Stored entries

##############################

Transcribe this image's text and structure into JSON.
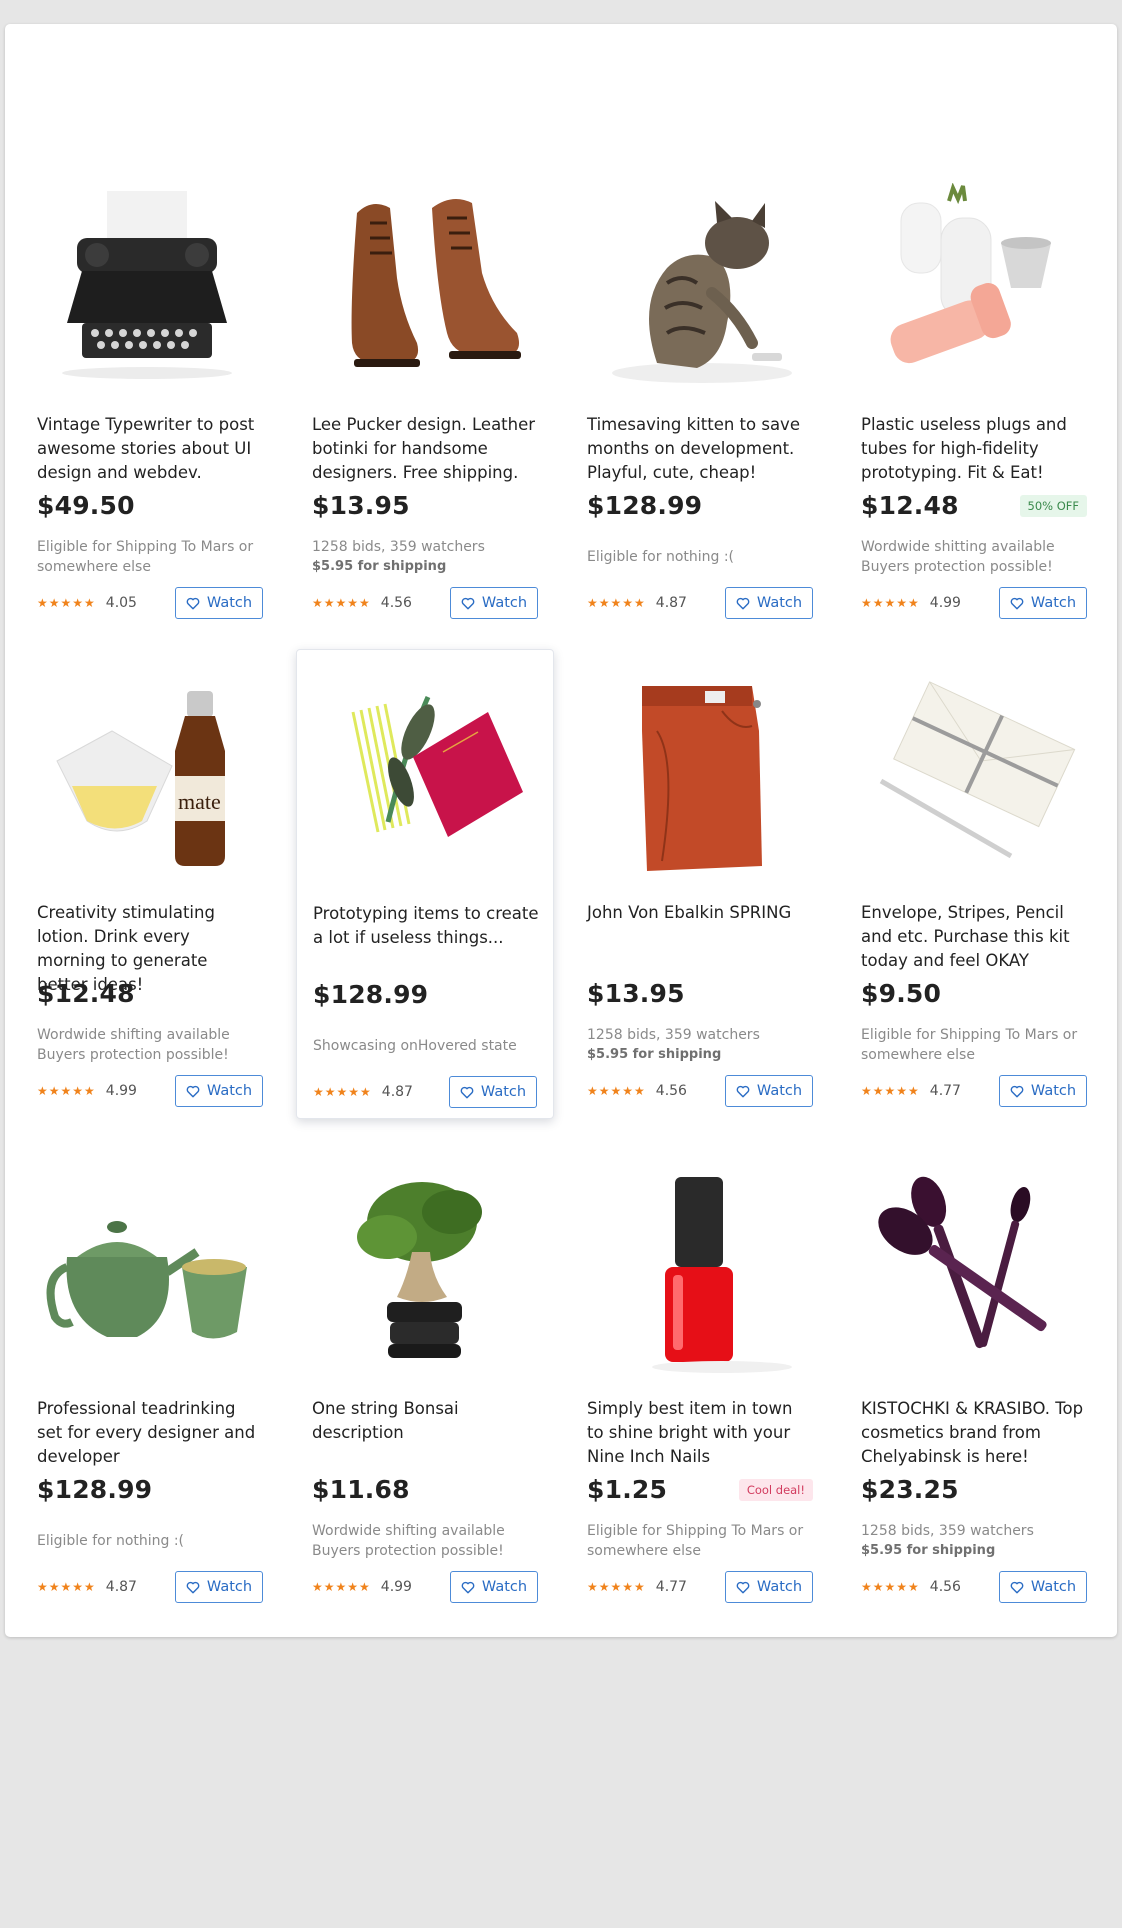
{
  "products": [
    {
      "title": "Vintage Typewriter to post awesome stories about UI design and webdev.",
      "price": "$49.50",
      "info1": "Eligible for Shipping To Mars or somewhere else",
      "info2": "",
      "badge": "",
      "rating": "4.05",
      "stars": "★★★★★",
      "watch": "Watch",
      "image": "typewriter"
    },
    {
      "title": "Lee Pucker design. Leather botinki for handsome designers. Free shipping.",
      "price": "$13.95",
      "info1": "1258 bids, 359 watchers",
      "info2": "$5.95 for shipping",
      "badge": "",
      "rating": "4.56",
      "stars": "★★★★★",
      "watch": "Watch",
      "image": "boots"
    },
    {
      "title": "Timesaving kitten to save months on development. Playful, cute, cheap!",
      "price": "$128.99",
      "info1": "Eligible for nothing :(",
      "info2": "",
      "badge": "",
      "rating": "4.87",
      "stars": "★★★★★",
      "watch": "Watch",
      "image": "kitten"
    },
    {
      "title": "Plastic useless plugs and tubes for high-fidelity prototyping. Fit & Eat!",
      "price": "$12.48",
      "info1": "Wordwide shitting available",
      "info2": "Buyers protection possible!",
      "badge": "50% OFF",
      "rating": "4.99",
      "stars": "★★★★★",
      "watch": "Watch",
      "image": "vases"
    },
    {
      "title": "Creativity stimulating lotion. Drink every morning to generate better ideas!",
      "price": "$12.48",
      "info1": "Wordwide shifting available",
      "info2": "Buyers protection possible!",
      "badge": "",
      "rating": "4.99",
      "stars": "★★★★★",
      "watch": "Watch",
      "image": "mate"
    },
    {
      "title": "Prototyping items to create a lot if useless things...",
      "price": "$128.99",
      "info1": "Showcasing onHovered state",
      "info2": "",
      "badge": "",
      "rating": "4.87",
      "stars": "★★★★★",
      "watch": "Watch",
      "image": "notebook"
    },
    {
      "title": "John Von Ebalkin SPRING",
      "price": "$13.95",
      "info1": "1258 bids, 359 watchers",
      "info2": "$5.95 for shipping",
      "badge": "",
      "rating": "4.56",
      "stars": "★★★★★",
      "watch": "Watch",
      "image": "pants"
    },
    {
      "title": "Envelope, Stripes, Pencil and etc. Purchase this kit today and feel OKAY",
      "price": "$9.50",
      "info1": "Eligible for Shipping To Mars or somewhere else",
      "info2": "",
      "badge": "",
      "rating": "4.77",
      "stars": "★★★★★",
      "watch": "Watch",
      "image": "envelope"
    },
    {
      "title": "Professional teadrinking set for every designer and developer",
      "price": "$128.99",
      "info1": "Eligible for nothing :(",
      "info2": "",
      "badge": "",
      "rating": "4.87",
      "stars": "★★★★★",
      "watch": "Watch",
      "image": "teaset"
    },
    {
      "title": "One string Bonsai description",
      "price": "$11.68",
      "info1": "Wordwide shifting available",
      "info2": "Buyers protection possible!",
      "badge": "",
      "rating": "4.99",
      "stars": "★★★★★",
      "watch": "Watch",
      "image": "bonsai"
    },
    {
      "title": "Simply best item in town to shine bright with your Nine Inch Nails",
      "price": "$1.25",
      "info1": "Eligible for Shipping To Mars or somewhere else",
      "info2": "",
      "badge": "Cool deal!",
      "rating": "4.77",
      "stars": "★★★★★",
      "watch": "Watch",
      "image": "nailpolish"
    },
    {
      "title": "KISTOCHKI & KRASIBO. Top cosmetics brand from Chelyabinsk is here!",
      "price": "$23.25",
      "info1": "1258 bids, 359 watchers",
      "info2": "$5.95 for shipping",
      "badge": "",
      "rating": "4.56",
      "stars": "★★★★★",
      "watch": "Watch",
      "image": "brushes"
    }
  ],
  "colors": {
    "accent": "#2a6cc4",
    "star": "#f0831c",
    "badge_green": "#3a8a4c",
    "badge_pink": "#d23b5e"
  }
}
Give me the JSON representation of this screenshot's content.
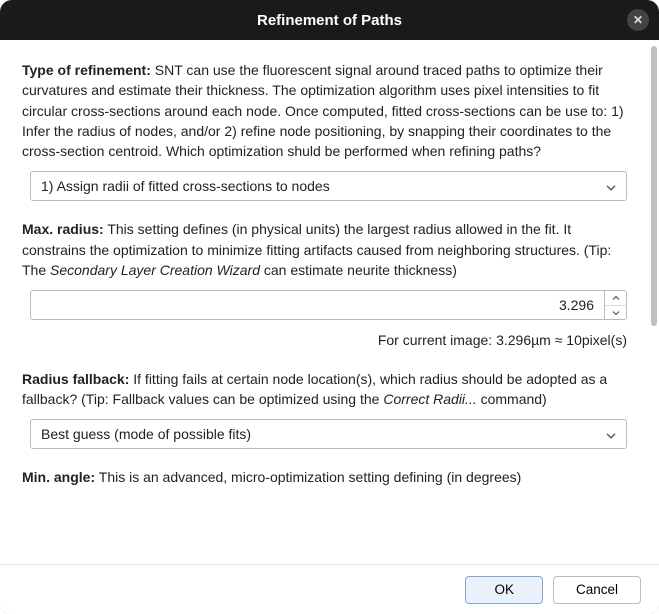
{
  "titlebar": {
    "title": "Refinement of Paths"
  },
  "sections": {
    "type_of_refinement": {
      "label": "Type of refinement:",
      "text_a": " SNT can use the fluorescent signal around traced paths to optimize their curvatures and estimate their thickness. The optimization algorithm uses pixel intensities to fit circular cross-sections around each node. Once computed, fitted cross-sections can be use to: 1) Infer the radius of nodes, and/or 2) refine node positioning, by snapping their coordinates to the cross-section centroid. Which optimization shuld be performed when refining paths?",
      "selected": "1) Assign radii of fitted cross-sections to nodes"
    },
    "max_radius": {
      "label": "Max. radius:",
      "text_a": " This setting defines (in physical units) the largest radius allowed in the fit. It constrains the optimization to minimize fitting artifacts caused from neighboring structures. (Tip: The ",
      "italic_a": "Secondary Layer Creation Wizard",
      "text_b": " can estimate neurite thickness)",
      "value": "3.296",
      "hint": "For current image: 3.296µm ≈ 10pixel(s)"
    },
    "radius_fallback": {
      "label": "Radius fallback:",
      "text_a": " If fitting fails at certain node location(s), which radius should be adopted as a fallback? (Tip: Fallback values can be optimized using the ",
      "italic_a": "Correct Radii...",
      "text_b": " command)",
      "selected": "Best guess (mode of possible fits)"
    },
    "min_angle": {
      "label": "Min. angle:",
      "text_a": " This is an advanced, micro-optimization setting defining (in degrees)"
    }
  },
  "buttons": {
    "ok": "OK",
    "cancel": "Cancel"
  }
}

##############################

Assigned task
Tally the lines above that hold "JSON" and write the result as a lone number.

Answer below
2